### Exercise aim:
What number of lines in the material contain the word "color"? Give that number alone.

————

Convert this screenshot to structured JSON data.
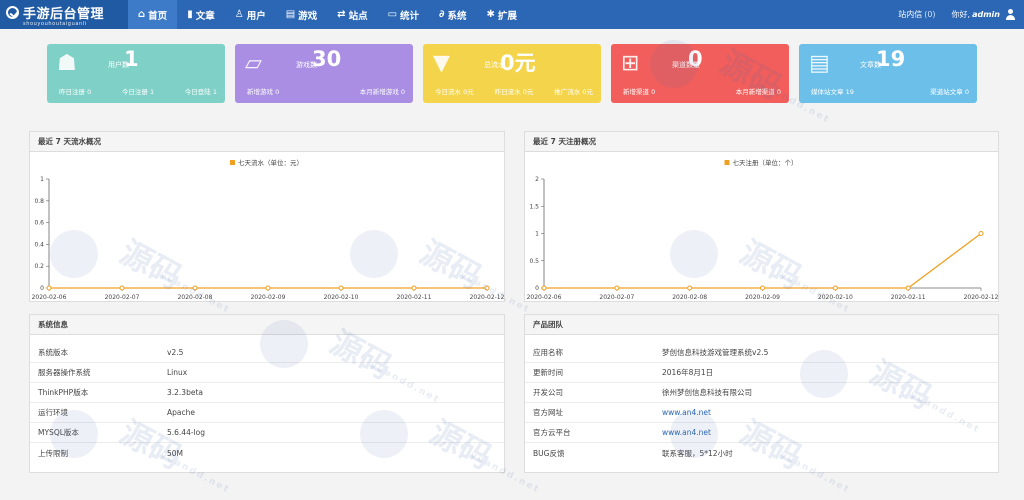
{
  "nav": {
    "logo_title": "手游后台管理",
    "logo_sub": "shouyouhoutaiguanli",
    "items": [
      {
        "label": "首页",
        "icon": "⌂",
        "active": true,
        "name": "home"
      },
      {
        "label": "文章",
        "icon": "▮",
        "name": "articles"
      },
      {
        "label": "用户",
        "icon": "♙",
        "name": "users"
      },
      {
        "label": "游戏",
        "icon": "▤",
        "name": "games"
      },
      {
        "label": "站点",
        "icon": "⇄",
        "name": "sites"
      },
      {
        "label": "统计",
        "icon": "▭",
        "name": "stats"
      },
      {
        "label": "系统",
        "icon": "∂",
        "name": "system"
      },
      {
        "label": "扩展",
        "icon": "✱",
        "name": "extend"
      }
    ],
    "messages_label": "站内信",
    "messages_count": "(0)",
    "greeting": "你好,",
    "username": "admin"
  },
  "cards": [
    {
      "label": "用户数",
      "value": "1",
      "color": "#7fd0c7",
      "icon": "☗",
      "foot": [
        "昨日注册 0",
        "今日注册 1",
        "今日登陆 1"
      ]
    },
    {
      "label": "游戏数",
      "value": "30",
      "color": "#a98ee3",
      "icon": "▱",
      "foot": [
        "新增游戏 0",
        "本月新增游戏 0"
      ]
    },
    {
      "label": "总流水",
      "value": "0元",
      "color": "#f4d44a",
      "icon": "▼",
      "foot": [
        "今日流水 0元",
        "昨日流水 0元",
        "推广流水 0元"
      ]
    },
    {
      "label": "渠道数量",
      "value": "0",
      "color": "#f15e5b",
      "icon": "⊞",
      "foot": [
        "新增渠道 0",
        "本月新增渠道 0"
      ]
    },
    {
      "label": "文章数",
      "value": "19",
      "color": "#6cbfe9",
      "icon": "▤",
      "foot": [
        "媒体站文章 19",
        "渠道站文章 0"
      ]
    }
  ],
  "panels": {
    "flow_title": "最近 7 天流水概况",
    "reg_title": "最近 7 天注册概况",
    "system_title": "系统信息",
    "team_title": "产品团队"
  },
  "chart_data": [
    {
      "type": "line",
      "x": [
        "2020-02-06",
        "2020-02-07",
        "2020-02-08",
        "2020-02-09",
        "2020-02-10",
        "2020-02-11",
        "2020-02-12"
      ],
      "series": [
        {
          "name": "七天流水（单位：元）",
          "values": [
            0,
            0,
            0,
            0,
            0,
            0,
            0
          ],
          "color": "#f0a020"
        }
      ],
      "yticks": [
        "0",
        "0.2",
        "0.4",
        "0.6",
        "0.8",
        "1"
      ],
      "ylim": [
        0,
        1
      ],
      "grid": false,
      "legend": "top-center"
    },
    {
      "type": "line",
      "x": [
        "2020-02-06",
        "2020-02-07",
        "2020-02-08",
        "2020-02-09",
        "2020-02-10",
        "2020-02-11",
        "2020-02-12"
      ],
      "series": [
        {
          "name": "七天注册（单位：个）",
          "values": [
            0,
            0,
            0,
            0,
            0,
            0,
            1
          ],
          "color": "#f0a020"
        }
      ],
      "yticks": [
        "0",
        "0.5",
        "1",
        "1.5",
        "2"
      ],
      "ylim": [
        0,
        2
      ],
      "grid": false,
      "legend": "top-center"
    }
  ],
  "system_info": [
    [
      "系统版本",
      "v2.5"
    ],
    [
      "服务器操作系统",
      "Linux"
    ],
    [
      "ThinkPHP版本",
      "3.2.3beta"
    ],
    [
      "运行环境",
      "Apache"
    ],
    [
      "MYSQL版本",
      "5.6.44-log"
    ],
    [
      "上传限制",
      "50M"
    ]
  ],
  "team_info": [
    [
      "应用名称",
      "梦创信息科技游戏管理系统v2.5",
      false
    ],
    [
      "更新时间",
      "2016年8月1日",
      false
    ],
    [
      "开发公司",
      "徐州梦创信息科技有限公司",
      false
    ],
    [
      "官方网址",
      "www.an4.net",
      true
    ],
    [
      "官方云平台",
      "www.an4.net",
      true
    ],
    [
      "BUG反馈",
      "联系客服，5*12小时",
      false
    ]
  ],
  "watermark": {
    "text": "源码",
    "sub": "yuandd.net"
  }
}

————

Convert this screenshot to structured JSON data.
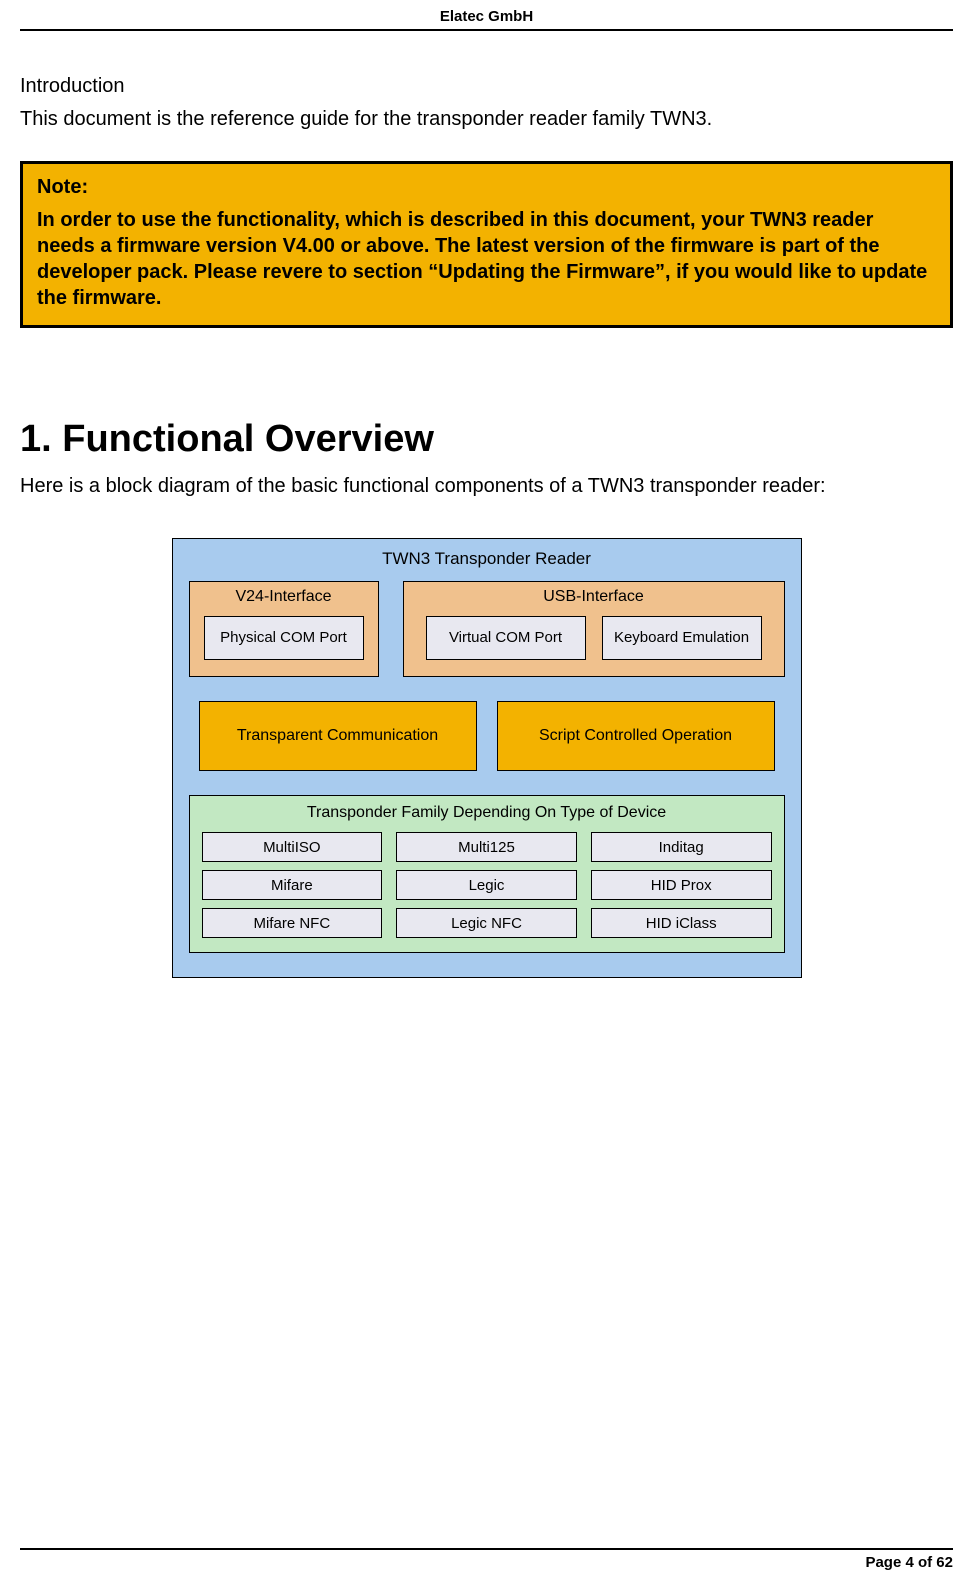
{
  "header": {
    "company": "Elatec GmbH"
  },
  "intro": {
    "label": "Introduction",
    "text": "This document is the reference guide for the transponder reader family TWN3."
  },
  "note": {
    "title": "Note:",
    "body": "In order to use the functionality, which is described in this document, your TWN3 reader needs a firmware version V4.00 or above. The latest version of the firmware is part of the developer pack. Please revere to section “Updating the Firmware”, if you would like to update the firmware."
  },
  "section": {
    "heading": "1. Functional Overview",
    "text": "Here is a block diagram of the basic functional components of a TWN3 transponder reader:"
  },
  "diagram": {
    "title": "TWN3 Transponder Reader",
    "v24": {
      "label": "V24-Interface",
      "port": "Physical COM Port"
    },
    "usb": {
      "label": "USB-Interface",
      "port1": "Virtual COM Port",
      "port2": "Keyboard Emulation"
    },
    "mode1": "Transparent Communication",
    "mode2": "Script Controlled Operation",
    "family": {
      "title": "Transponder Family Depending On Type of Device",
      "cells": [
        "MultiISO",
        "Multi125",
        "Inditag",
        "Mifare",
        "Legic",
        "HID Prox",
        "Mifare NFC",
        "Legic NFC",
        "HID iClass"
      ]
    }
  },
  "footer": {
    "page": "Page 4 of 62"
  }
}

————

### Exercise solution:
7